Managing stress and high blood pressure can be a challenge, considering that either one of them is a problem in as of itself. High blood pressure, sometimes referred to as hypertension, increases the likelihood of stroke, heart attack, kidney disease and congestive heart failure among other risk factors in the sufferer. The typical cause of hypertension is the levels of leptin and insulin elevated.
Stress affects us in multiple ways. It is premised on the nature and lifestyles we live. How much of it one experiences and their reaction to the stress can open you to a myriad of challenges. That heightens the need to know how to manage or deal with stress.
Stress can and does cause high blood pressure, among many other issues. Having the two in combination can have disastrous effects. When stress calls on you, it sets off a chain of reactions; it saps your energy, contributes to insomnia, and makes you cranky, uncontrollable, and moody.
Breathing and heart rate picks up pace getting you set to deal with what is determined to be the stressor. Intermittent fasting can be helpful for overweight people. Avoiding processed foods helps, as they contain harmful fats, processed salts and come loaded with sugar or fructose.
The amount of blood pumped through your arteries and the level of resistance at a given time determines your blood pressure. The more the blood pumped in a constricted environment, the higher the pressure is bound to be.
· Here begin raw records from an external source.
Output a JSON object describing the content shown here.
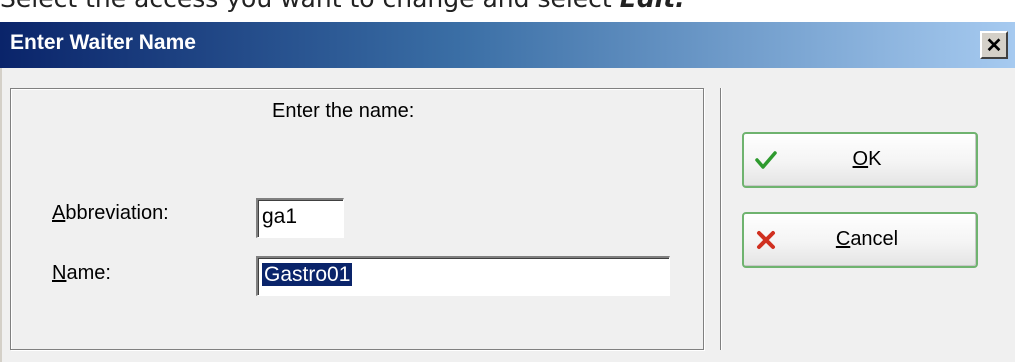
{
  "document": {
    "instruction_prefix": "Select the access you want to change and select ",
    "instruction_emphasis": "Edit."
  },
  "dialog": {
    "title": "Enter Waiter Name",
    "close_glyph": "✕",
    "prompt": "Enter the name:",
    "abbreviation": {
      "label_key": "A",
      "label_rest": "bbreviation:",
      "value": "ga1"
    },
    "name": {
      "label_key": "N",
      "label_rest": "ame:",
      "value": "Gastro01"
    },
    "ok": {
      "label_key": "O",
      "label_rest": "K",
      "icon": "checkmark-icon"
    },
    "cancel": {
      "label_key": "C",
      "label_rest": "ancel",
      "icon": "cross-icon"
    }
  },
  "colors": {
    "title_start": "#0a246a",
    "title_end": "#a6caf0",
    "selection": "#0a246a",
    "ok_check": "#2e9a2e",
    "cancel_cross": "#d03020",
    "button_border": "#6fb36f"
  }
}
Stress heightens adrenaline levels in your system, in turn, increases the blood flow, resulting in increased blood pressure. The challenge with hypertension it is silent, in that it presents no symptoms; even when the readings are at dangerous levels until it is too late.
Risk Factors for High Blood Pressure
The risk levels increase with age and more common among men. Some races are more prone to early diagnosis of high blood pressure than others. It can be hereditary, running through the family. Additionally, obesity increases its inclination noting that you need more blood flow to your tissue putting pressure on the blood vessels.
Physical inactivity not only increases the chances of being overweight, but it also makes it harder for the heart to function. The added effort adds strain to the heart. High sodium diets retain body fluids putting you at risk by increasing your blood pressure.
Managing High Blood Pressure & Stress
Measures that manage high blood pressure also tone down the effects of stress.
- Take note of all symptoms you are feeling (chest pains, shortness of breath, etc.) and inform your doctor.
- Find out the kinds of foods you need to keep away from
- Discuss an exercise regime with your doctor to bring down and manage any stress levels
- Keep abreast, have your blood pressure checked regularly
- Figure out what your stressors are and manage them
Candesartan is renowned for its abilities in managing high blood pressure. However, it has side effects. Keeping away from the machinery of the drug makes you dizzy. Limit to activity that does not call for high alertness. Other possible side effects: vomiting, diarrhoea, sweating too much, or feeling lightheaded.
Before you taking any medication, be it Candesartan or other, consult with your doctor.